__Task to complete__. Please print the listing that follows word for word, but skip any pictures it holds.

__Extracted material__.
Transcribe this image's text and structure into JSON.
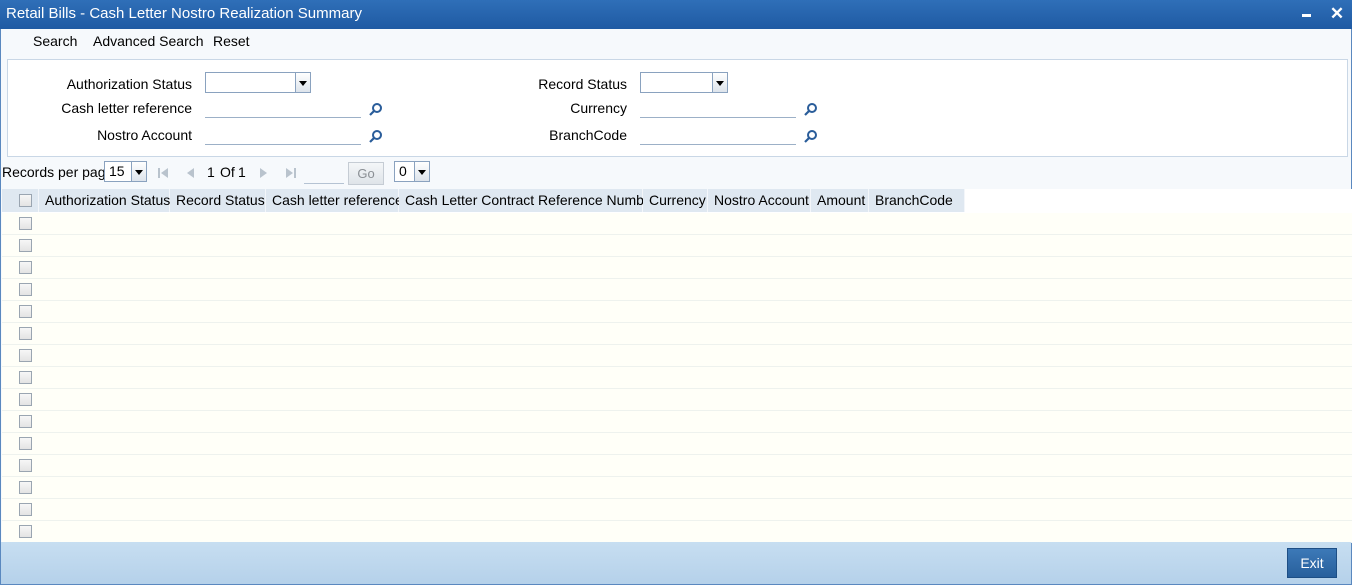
{
  "window": {
    "title": "Retail Bills - Cash Letter Nostro Realization Summary",
    "minimize_icon": "minimize-icon",
    "close_icon": "close-icon"
  },
  "toolbar": {
    "search": "Search",
    "advanced_search": "Advanced Search",
    "reset": "Reset"
  },
  "search_form": {
    "authorization_status": {
      "label": "Authorization Status",
      "value": ""
    },
    "record_status": {
      "label": "Record Status",
      "value": ""
    },
    "cash_letter_reference": {
      "label": "Cash letter reference",
      "value": ""
    },
    "currency": {
      "label": "Currency",
      "value": ""
    },
    "nostro_account": {
      "label": "Nostro Account",
      "value": ""
    },
    "branch_code": {
      "label": "BranchCode",
      "value": ""
    }
  },
  "pager": {
    "records_per_page_label": "Records per page",
    "records_per_page": "15",
    "current_page": "1",
    "of_label": "Of",
    "total_pages": "1",
    "go_label": "Go",
    "page_input": "",
    "extra_select": "0"
  },
  "grid": {
    "columns": [
      "Authorization Status",
      "Record Status",
      "Cash letter reference",
      "Cash Letter Contract Reference Number",
      "Currency",
      "Nostro Account",
      "Amount",
      "BranchCode"
    ],
    "empty_row_count": 15
  },
  "footer": {
    "exit": "Exit"
  }
}
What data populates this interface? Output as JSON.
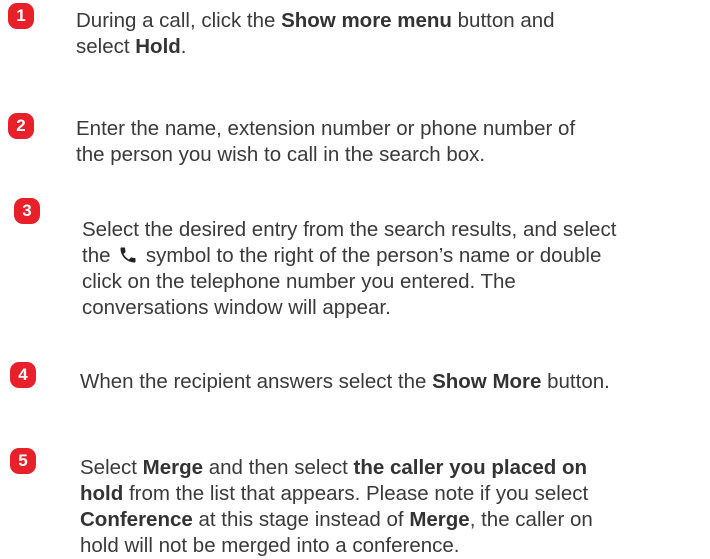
{
  "steps": [
    {
      "number": "1",
      "lines": [
        [
          {
            "t": "During a call, click the "
          },
          {
            "t": "Show more menu",
            "b": true
          },
          {
            "t": " button and"
          }
        ],
        [
          {
            "t": "select "
          },
          {
            "t": "Hold",
            "b": true
          },
          {
            "t": "."
          }
        ]
      ]
    },
    {
      "number": "2",
      "lines": [
        [
          {
            "t": "Enter the name, extension number or phone number of"
          }
        ],
        [
          {
            "t": "the person you wish to call in the search box."
          }
        ]
      ]
    },
    {
      "number": "3",
      "lines": [
        [
          {
            "t": "Select the desired entry from the search results, and select"
          }
        ],
        [
          {
            "t": "the "
          },
          {
            "icon": "phone-icon"
          },
          {
            "t": " symbol to the right of the person’s name or double"
          }
        ],
        [
          {
            "t": "click on the telephone number you entered. The"
          }
        ],
        [
          {
            "t": "conversations window will appear."
          }
        ]
      ]
    },
    {
      "number": "4",
      "lines": [
        [
          {
            "t": "When the recipient answers select the "
          },
          {
            "t": "Show More",
            "b": true
          },
          {
            "t": " button."
          }
        ]
      ]
    },
    {
      "number": "5",
      "lines": [
        [
          {
            "t": "Select "
          },
          {
            "t": "Merge",
            "b": true
          },
          {
            "t": " and then select "
          },
          {
            "t": "the caller you placed on",
            "b": true
          }
        ],
        [
          {
            "t": "hold",
            "b": true
          },
          {
            "t": " from the list that appears. Please note if you select"
          }
        ],
        [
          {
            "t": "Conference",
            "b": true
          },
          {
            "t": " at this stage instead of "
          },
          {
            "t": "Merge",
            "b": true
          },
          {
            "t": ", the caller on"
          }
        ],
        [
          {
            "t": "hold will not be merged into a conference."
          }
        ]
      ]
    }
  ],
  "colors": {
    "badge": "#e8202a",
    "text": "#3a3a3a"
  }
}
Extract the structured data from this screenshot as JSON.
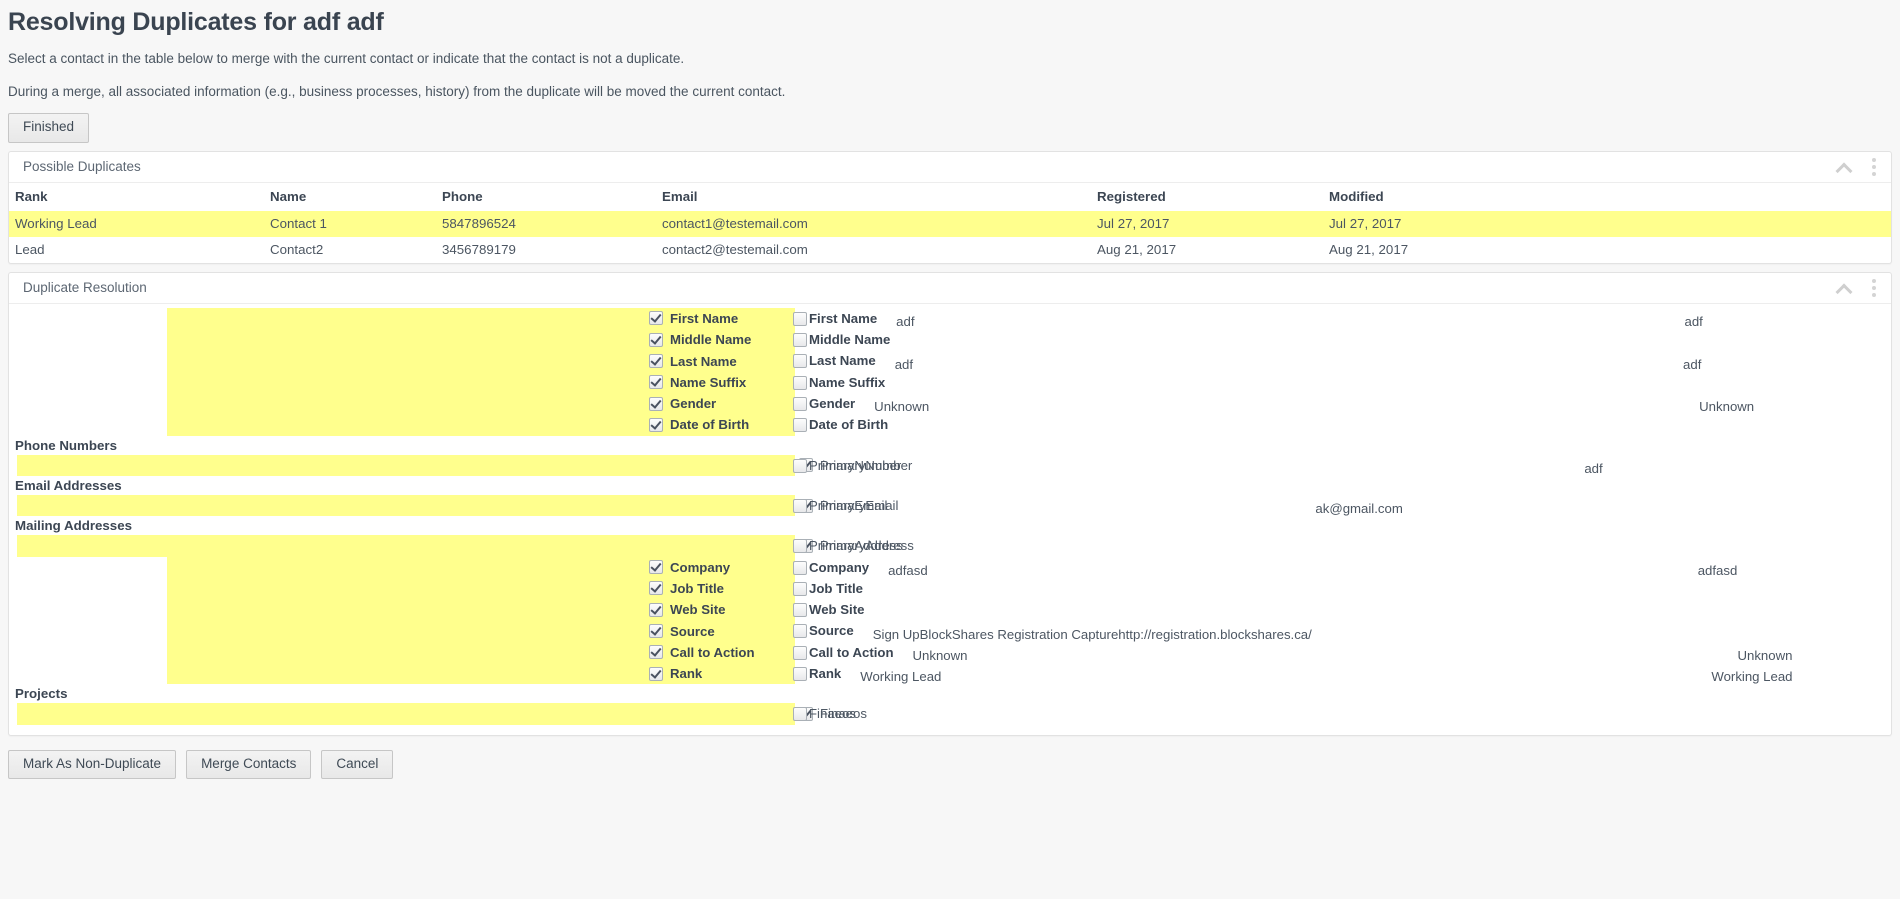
{
  "header": {
    "title": "Resolving Duplicates for adf adf",
    "line1": "Select a contact in the table below to merge with the current contact or indicate that the contact is not a duplicate.",
    "line2": "During a merge, all associated information (e.g., business processes, history) from the duplicate will be moved the current contact.",
    "finished_label": "Finished"
  },
  "duplicates_panel": {
    "title": "Possible Duplicates",
    "collapse_icon": "chevron-up-icon",
    "menu_icon": "kebab-menu-icon",
    "columns": [
      "Rank",
      "Name",
      "Phone",
      "Email",
      "Registered",
      "Modified"
    ],
    "rows": [
      {
        "selected": true,
        "cells": [
          "Working Lead",
          "Contact 1",
          "5847896524",
          "contact1@testemail.com",
          "Jul 27, 2017",
          "Jul 27, 2017"
        ]
      },
      {
        "selected": false,
        "cells": [
          "Lead",
          "Contact2",
          "3456789179",
          "contact2@testemail.com",
          "Aug 21, 2017",
          "Aug 21, 2017"
        ]
      }
    ]
  },
  "resolution_panel": {
    "title": "Duplicate Resolution",
    "collapse_icon": "chevron-up-icon",
    "menu_icon": "kebab-menu-icon",
    "fields": [
      {
        "kind": "field",
        "label": "First Name",
        "left_checked": true,
        "right_checked": false,
        "left_value": "adf",
        "right_value": "adf"
      },
      {
        "kind": "field",
        "label": "Middle Name",
        "left_checked": true,
        "right_checked": false,
        "left_value": "",
        "right_value": ""
      },
      {
        "kind": "field",
        "label": "Last Name",
        "left_checked": true,
        "right_checked": false,
        "left_value": "adf",
        "right_value": "adf"
      },
      {
        "kind": "field",
        "label": "Name Suffix",
        "left_checked": true,
        "right_checked": false,
        "left_value": "",
        "right_value": ""
      },
      {
        "kind": "field",
        "label": "Gender",
        "left_checked": true,
        "right_checked": false,
        "left_value": "Unknown",
        "right_value": "Unknown"
      },
      {
        "kind": "field",
        "label": "Date of Birth",
        "left_checked": true,
        "right_checked": false,
        "left_value": "",
        "right_value": ""
      },
      {
        "kind": "section",
        "label": "Phone Numbers"
      },
      {
        "kind": "field",
        "label": "PrimaryNumber",
        "plain": true,
        "left_checked": true,
        "right_checked": false,
        "left_value": "adf",
        "right_value": "adf",
        "wide": true
      },
      {
        "kind": "section",
        "label": "Email Addresses"
      },
      {
        "kind": "field",
        "label": "PrimaryEmail",
        "plain": true,
        "left_checked": true,
        "right_checked": false,
        "left_value": "ak@gmail.com",
        "right_value": "ak@gmail.com",
        "wide": true
      },
      {
        "kind": "section",
        "label": "Mailing Addresses"
      },
      {
        "kind": "field",
        "label": "PrimaryAddress",
        "plain": true,
        "left_checked": true,
        "right_checked": false,
        "left_value": "",
        "right_value": "",
        "wide": true
      },
      {
        "kind": "field",
        "label": "Company",
        "left_checked": true,
        "right_checked": false,
        "left_value": "adfasd",
        "right_value": "adfasd"
      },
      {
        "kind": "field",
        "label": "Job Title",
        "left_checked": true,
        "right_checked": false,
        "left_value": "",
        "right_value": ""
      },
      {
        "kind": "field",
        "label": "Web Site",
        "left_checked": true,
        "right_checked": false,
        "left_value": "",
        "right_value": ""
      },
      {
        "kind": "field",
        "label": "Source",
        "left_checked": true,
        "right_checked": false,
        "left_value": "Sign UpBlockShares Registration Capturehttp://registration.blockshares.ca/",
        "right_value": "Sign UpBlockShares Registration Capturehttp://registration.blockshares.ca/"
      },
      {
        "kind": "field",
        "label": "Call to Action",
        "left_checked": true,
        "right_checked": false,
        "left_value": "Unknown",
        "right_value": "Unknown"
      },
      {
        "kind": "field",
        "label": "Rank",
        "left_checked": true,
        "right_checked": false,
        "left_value": "Working Lead",
        "right_value": "Working Lead"
      },
      {
        "kind": "section",
        "label": "Projects"
      },
      {
        "kind": "field",
        "label": "Finaeos",
        "plain": true,
        "left_checked": true,
        "right_checked": false,
        "left_value": "",
        "right_value": "",
        "wide": true
      }
    ]
  },
  "footer": {
    "mark_non_duplicate_label": "Mark As Non-Duplicate",
    "merge_contacts_label": "Merge Contacts",
    "cancel_label": "Cancel"
  },
  "colors": {
    "highlight": "#ffff8d",
    "text": "#404a56",
    "panel_border": "#e2e2e2"
  }
}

__Answer__.
Transcribe this image's text and structure into JSON.
{
  "window": {
    "title": "Retail Bills - Cash Letter Nostro Realization Summary",
    "minimize_icon": "minimize-icon",
    "close_icon": "close-icon"
  },
  "toolbar": {
    "search": "Search",
    "advanced_search": "Advanced Search",
    "reset": "Reset"
  },
  "search_form": {
    "authorization_status": {
      "label": "Authorization Status",
      "value": ""
    },
    "record_status": {
      "label": "Record Status",
      "value": ""
    },
    "cash_letter_reference": {
      "label": "Cash letter reference",
      "value": ""
    },
    "currency": {
      "label": "Currency",
      "value": ""
    },
    "nostro_account": {
      "label": "Nostro Account",
      "value": ""
    },
    "branch_code": {
      "label": "BranchCode",
      "value": ""
    }
  },
  "pager": {
    "records_per_page_label": "Records per page",
    "records_per_page": "15",
    "current_page": "1",
    "of_label": "Of",
    "total_pages": "1",
    "go_label": "Go",
    "page_input": "",
    "extra_select": "0"
  },
  "grid": {
    "columns": [
      "Authorization Status",
      "Record Status",
      "Cash letter reference",
      "Cash Letter Contract Reference Number",
      "Currency",
      "Nostro Account",
      "Amount",
      "BranchCode"
    ],
    "empty_row_count": 15
  },
  "footer": {
    "exit": "Exit"
  }
}
What data populates this interface? Output as JSON.
{
  "steps": [
    {
      "number": "1",
      "lines": [
        [
          {
            "t": "During a call, click the "
          },
          {
            "t": "Show more menu",
            "b": true
          },
          {
            "t": " button and"
          }
        ],
        [
          {
            "t": "select "
          },
          {
            "t": "Hold",
            "b": true
          },
          {
            "t": "."
          }
        ]
      ]
    },
    {
      "number": "2",
      "lines": [
        [
          {
            "t": "Enter the name, extension number or phone number of"
          }
        ],
        [
          {
            "t": "the person you wish to call in the search box."
          }
        ]
      ]
    },
    {
      "number": "3",
      "lines": [
        [
          {
            "t": "Select the desired entry from the search results, and select"
          }
        ],
        [
          {
            "t": "the "
          },
          {
            "icon": "phone-icon"
          },
          {
            "t": " symbol to the right of the person’s name or double"
          }
        ],
        [
          {
            "t": "click on the telephone number you entered. The"
          }
        ],
        [
          {
            "t": "conversations window will appear."
          }
        ]
      ]
    },
    {
      "number": "4",
      "lines": [
        [
          {
            "t": "When the recipient answers select the "
          },
          {
            "t": "Show More",
            "b": true
          },
          {
            "t": " button."
          }
        ]
      ]
    },
    {
      "number": "5",
      "lines": [
        [
          {
            "t": "Select "
          },
          {
            "t": "Merge",
            "b": true
          },
          {
            "t": " and then select "
          },
          {
            "t": "the caller you placed on",
            "b": true
          }
        ],
        [
          {
            "t": "hold",
            "b": true
          },
          {
            "t": " from the list that appears. Please note if you select"
          }
        ],
        [
          {
            "t": "Conference",
            "b": true
          },
          {
            "t": " at this stage instead of "
          },
          {
            "t": "Merge",
            "b": true
          },
          {
            "t": ", the caller on"
          }
        ],
        [
          {
            "t": "hold will not be merged into a conference."
          }
        ]
      ]
    }
  ],
  "colors": {
    "badge": "#e8202a",
    "text": "#3a3a3a"
  }
}
Extract the structured data from this screenshot as JSON.
{
  "header": {
    "title": "Resolving Duplicates for adf adf",
    "line1": "Select a contact in the table below to merge with the current contact or indicate that the contact is not a duplicate.",
    "line2": "During a merge, all associated information (e.g., business processes, history) from the duplicate will be moved the current contact.",
    "finished_label": "Finished"
  },
  "duplicates_panel": {
    "title": "Possible Duplicates",
    "collapse_icon": "chevron-up-icon",
    "menu_icon": "kebab-menu-icon",
    "columns": [
      "Rank",
      "Name",
      "Phone",
      "Email",
      "Registered",
      "Modified"
    ],
    "rows": [
      {
        "selected": true,
        "cells": [
          "Working Lead",
          "Contact 1",
          "5847896524",
          "contact1@testemail.com",
          "Jul 27, 2017",
          "Jul 27, 2017"
        ]
      },
      {
        "selected": false,
        "cells": [
          "Lead",
          "Contact2",
          "3456789179",
          "contact2@testemail.com",
          "Aug 21, 2017",
          "Aug 21, 2017"
        ]
      }
    ]
  },
  "resolution_panel": {
    "title": "Duplicate Resolution",
    "collapse_icon": "chevron-up-icon",
    "menu_icon": "kebab-menu-icon",
    "fields": [
      {
        "kind": "field",
        "label": "First Name",
        "left_checked": true,
        "right_checked": false,
        "left_value": "adf",
        "right_value": "adf"
      },
      {
        "kind": "field",
        "label": "Middle Name",
        "left_checked": true,
        "right_checked": false,
        "left_value": "",
        "right_value": ""
      },
      {
        "kind": "field",
        "label": "Last Name",
        "left_checked": true,
        "right_checked": false,
        "left_value": "adf",
        "right_value": "adf"
      },
      {
        "kind": "field",
        "label": "Name Suffix",
        "left_checked": true,
        "right_checked": false,
        "left_value": "",
        "right_value": ""
      },
      {
        "kind": "field",
        "label": "Gender",
        "left_checked": true,
        "right_checked": false,
        "left_value": "Unknown",
        "right_value": "Unknown"
      },
      {
        "kind": "field",
        "label": "Date of Birth",
        "left_checked": true,
        "right_checked": false,
        "left_value": "",
        "right_value": ""
      },
      {
        "kind": "section",
        "label": "Phone Numbers"
      },
      {
        "kind": "field",
        "label": "PrimaryNumber",
        "plain": true,
        "left_checked": true,
        "right_checked": false,
        "left_value": "adf",
        "right_value": "adf",
        "wide": true
      },
      {
        "kind": "section",
        "label": "Email Addresses"
      },
      {
        "kind": "field",
        "label": "PrimaryEmail",
        "plain": true,
        "left_checked": true,
        "right_checked": false,
        "left_value": "ak@gmail.com",
        "right_value": "ak@gmail.com",
        "wide": true
      },
      {
        "kind": "section",
        "label": "Mailing Addresses"
      },
      {
        "kind": "field",
        "label": "PrimaryAddress",
        "plain": true,
        "left_checked": true,
        "right_checked": false,
        "left_value": "",
        "right_value": "",
        "wide": true
      },
      {
        "kind": "field",
        "label": "Company",
        "left_checked": true,
        "right_checked": false,
        "left_value": "adfasd",
        "right_value": "adfasd"
      },
      {
        "kind": "field",
        "label": "Job Title",
        "left_checked": true,
        "right_checked": false,
        "left_value": "",
        "right_value": ""
      },
      {
        "kind": "field",
        "label": "Web Site",
        "left_checked": true,
        "right_checked": false,
        "left_value": "",
        "right_value": ""
      },
      {
        "kind": "field",
        "label": "Source",
        "left_checked": true,
        "right_checked": false,
        "left_value": "Sign UpBlockShares Registration Capturehttp://registration.blockshares.ca/",
        "right_value": "Sign UpBlockShares Registration Capturehttp://registration.blockshares.ca/"
      },
      {
        "kind": "field",
        "label": "Call to Action",
        "left_checked": true,
        "right_checked": false,
        "left_value": "Unknown",
        "right_value": "Unknown"
      },
      {
        "kind": "field",
        "label": "Rank",
        "left_checked": true,
        "right_checked": false,
        "left_value": "Working Lead",
        "right_value": "Working Lead"
      },
      {
        "kind": "section",
        "label": "Projects"
      },
      {
        "kind": "field",
        "label": "Finaeos",
        "plain": true,
        "left_checked": true,
        "right_checked": false,
        "left_value": "",
        "right_value": "",
        "wide": true
      }
    ]
  },
  "footer": {
    "mark_non_duplicate_label": "Mark As Non-Duplicate",
    "merge_contacts_label": "Merge Contacts",
    "cancel_label": "Cancel"
  },
  "colors": {
    "highlight": "#ffff8d",
    "text": "#404a56",
    "panel_border": "#e2e2e2"
  }
}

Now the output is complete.